Why Chris Evans Is Going To A Darker Place After Captain America

It's not easy to break free of the action hero stereotype when you've been played Captain America in one of the biggest film franchises of all time but Chris Evans, to his credit, is trying.

Through ‘Snowpiercer’ across ‘Gifted’ and into new movie ‘Knives Out’, the 38-year-old Massachusetts-born actor is spinning the wheel in what is a constant charge away from typecasting.

His newest role, as the somewhat suave, somewhat seedy Ransom Drysdale-Thrombey, is full of vitriol and fun. He stars in a stellar cast alongside Daniel Craig, Ana de Armas, Jamie Lee Curtis, Toni Collette and Don Johnson in a ‘whodunnit’ straight out of the Angela Lansbury leftfield.

RSNG spoke to him about his love for Rick and Morty, why he’s being saying ‘eat shit’ a lot, and how his new choice of roles has allowed him to explore dark humour and villainy like never before…

RSNG There’s a lot of black comedy in Knives Out and we spotted a reference to Rick and Morty on your Twitter – how refreshing has it been to explore this kind of dark humour after a long stint in a very different genre?
CHRIS EVANS, ACTOR
‘So much fun. It’s easy to get dragged into a certain way of thinking and feeling, but this character gave me an incredible amount to play with.’

‘Being a villain was something I wanted to do for a long while, and in the sense of this villain, he is a villain way over the top of anything nice or rational. He also goes about his every comment and observation with a terseness that was a lot of fun. For weeks I couldn’t stop saying “eat shit”. I still say it now. Often.”

‘For weeks I couldn’t stop saying ‘eat shit’ – I still say it now. Often.’

RSNG Have you played someone this dark before?
CE
‘I guess the nearest would be Curtis Snowpiercer back in, what, 2013. That was a really dark movie about human nature and our pursuit of justice and fairness, but from the perspective of a bubbling undercurrent. That was a lot of fun too, but in a very different way.’

Snowpiercer was important to me though because it meant I had a chance to show many different sides of myself and create a very different character than anything people have seen me do before. When an actor fails to do that they are, in effect, failing as an actor.’

RSNG Are you keeping up the strength and conditioning and what workout do you find the most effective?
CE
‘I think it’s impossible to keep it up in terms of the Captain America levels – that was really on a different planet.’

‘I remember near the start of the franchise, the preparation was the most intensive thing I've ever gone through in my life! Not only did I spend several months trying to add muscle mass, but the producers also wanted me to follow gymnastics courses and take motorcycle lessons.’

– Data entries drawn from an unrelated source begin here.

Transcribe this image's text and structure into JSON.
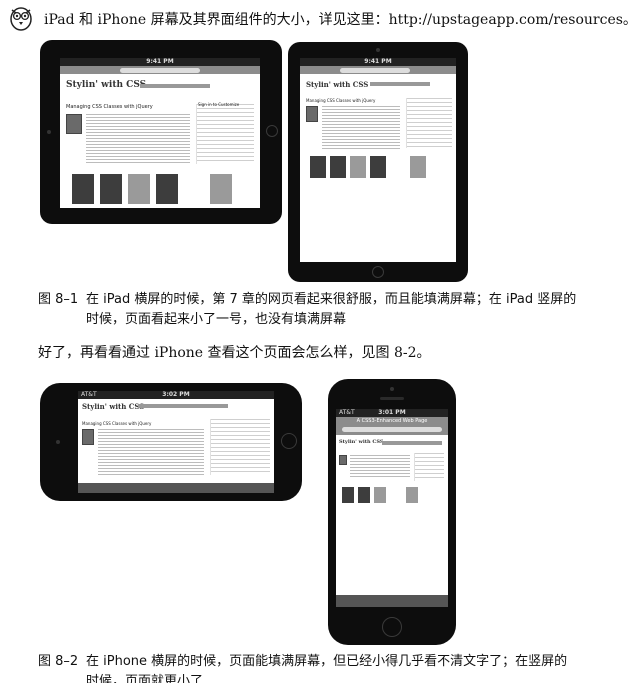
{
  "tip": {
    "icon": "owl-tip-icon",
    "text": "iPad 和 iPhone 屏幕及其界面组件的大小，详见这里：http://upstageapp.com/resources。"
  },
  "figures": [
    {
      "number": "图 8–1",
      "caption_line1": "在 iPad 横屏的时候，第 7 章的网页看起来很舒服，而且能填满屏幕；在 iPad 竖屏的",
      "caption_line2": "时候，页面看起来小了一号，也没有填满屏幕"
    },
    {
      "number": "图 8–2",
      "caption_line1": "在 iPhone 横屏的时候，页面能填满屏幕，但已经小得几乎看不清文字了；在竖屏的",
      "caption_line2": "时候，页面就更小了"
    }
  ],
  "paragraph": "好了，再看看通过 iPhone 查看这个页面会怎么样，见图 8-2。",
  "screens": {
    "site_logo": "Stylin' with CSS",
    "article_title": "Managing CSS Classes with jQuery",
    "sidebar_title": "Sign in to Customize",
    "ipad_time": "9:41 PM",
    "iphone_carrier": "AT&T",
    "iphone_time": "3:02 PM",
    "iphone_portrait_time": "3:01 PM",
    "iphone_portrait_title": "A CSS3-Enhanced Web Page"
  }
}
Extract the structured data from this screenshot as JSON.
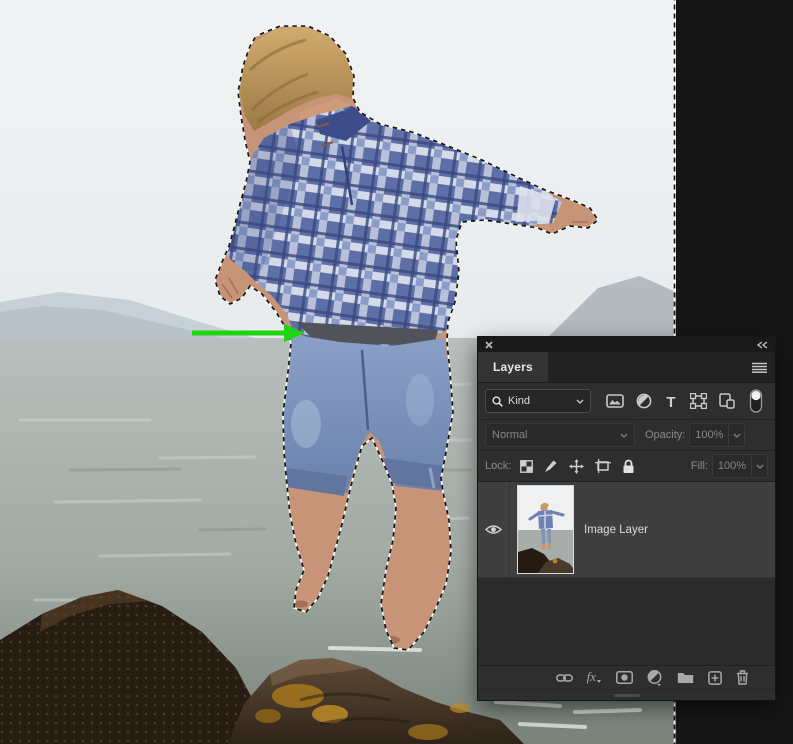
{
  "panel": {
    "tabs": [
      {
        "label": "Layers",
        "active": true
      }
    ],
    "header_icons": [
      "close-icon",
      "collapse-panel-icon",
      "panel-menu-icon"
    ],
    "filter_bar": {
      "search_dropdown": {
        "label": "Kind",
        "icon": "search-icon"
      },
      "type_filters": [
        "pixel-layer-filter-icon",
        "adjustment-layer-filter-icon",
        "type-layer-filter-icon",
        "shape-layer-filter-icon",
        "smart-object-filter-icon"
      ],
      "toggle": "layer-filter-switch"
    },
    "blend_bar": {
      "blend_mode": "Normal",
      "opacity_label": "Opacity:",
      "opacity_value": "100%"
    },
    "lock_bar": {
      "label": "Lock:",
      "icons": [
        "lock-transparency-icon",
        "lock-paint-icon",
        "lock-move-icon",
        "lock-artboard-icon",
        "lock-all-icon"
      ],
      "fill_label": "Fill:",
      "fill_value": "100%"
    },
    "layers": [
      {
        "name": "Image Layer",
        "visible": true,
        "selected": true
      }
    ],
    "footer_icons": [
      "link-layers-icon",
      "layer-effects-icon",
      "layer-mask-icon",
      "adjustment-layer-icon",
      "layer-group-icon",
      "new-layer-icon",
      "delete-layer-icon"
    ]
  },
  "annotation": {
    "arrow": {
      "direction": "right",
      "color": "#1fd412"
    }
  },
  "canvas": {
    "selection": "marching ants around jumping subject and along right canvas edge"
  },
  "colors": {
    "workspace_bg": "#161616",
    "panel_bg": "#2e2e2e",
    "selected_row": "#3f3f3f",
    "accent_green": "#1fd412",
    "sky": "#eff1f2",
    "sea": "#a8afab",
    "rock_dark": "#261b12",
    "rock_brown": "#4a3a2c",
    "lichen": "#b58427",
    "shirt_blue": "#5d6fa6",
    "jeans_blue": "#7d94bc",
    "skin": "#c89478",
    "hair": "#c4a065"
  }
}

‘So I got to all kinds of flips although I'm sorry to say I never managed to reach the point where I could do the kind of splits that Jean-Claude van Damme does, but I don’t think I’m ever going to need to go back to that sort of intensity. It was an uncomfortable program of getting into shape, although it worked.’

‘The roles I am taking now mean I can just do the usual gym routines with nothing too turbo-charged, and that is definitely a relief.’

RSNG Has your lifestyle changed post Avengers?
CE
‘It’s not so much a change in lifestyle that’s been the most profound – I’m doing the same things that I always did. What I am noticing more is my approach towards work. It’s nice to say it, but I don’t feel constrained by the big machine anymore.’

‘Don’t get me wrong, it’s fun to be part of something so colossally big that it just picks you up and transports you to these incredible places. But after a while you just want to get out and walk, and creatively, even spiritually, that’s definitely where I am at now.’

‘Even right down to what happens on set, you forget how fast things move on a smaller film. Knives Out wasn’t particularly small, but the way scenes come together it is considerably smaller than a superhero movie.’

‘On a big movie set, everything takes a long time to set up so that you're often waiting an entire day to shoot one scene, or maybe only one part of a scene.’

‘It was similar when I did Gifted a couple of years ago – you quickly realise time isn’t a luxury. Instead, it is always running against you and you have to always be ready to shoot the next scene, so you feel like you're working much harder and more intensely.’

‘The feeling you get on set is really the only thing that pulls you along – that is what defines your sense of purpose’

RSNG Is it tough, while being such a key part of a massive franchise, not to get pulled along by the currents of that and perhaps lose your own sense of purpose, and how do you deal with that as you come out of it?
CE
‘I’ve said it before, but the feeling you get on set is really the only thing that pulls you along. That is what defines your sense of purpose and feeling of accomplishment on set for an actor. It’s actually not about what it does at the box office. I mean, for the investors and the director it probably is, but actors judge movies in a different way and if they’ve enjoyed the shoot they’ve enjoyed the shoot, simple as that.’

‘I don’t think I’ve ever lost my sense of purpose. I’ve certainly lost my sense of belief in a project and I’ve had a few where I just wanted to get away from there as quickly as I could… does that count?!’

WHAT NEXT? Watch Chris Evans in the trailer for Knives Out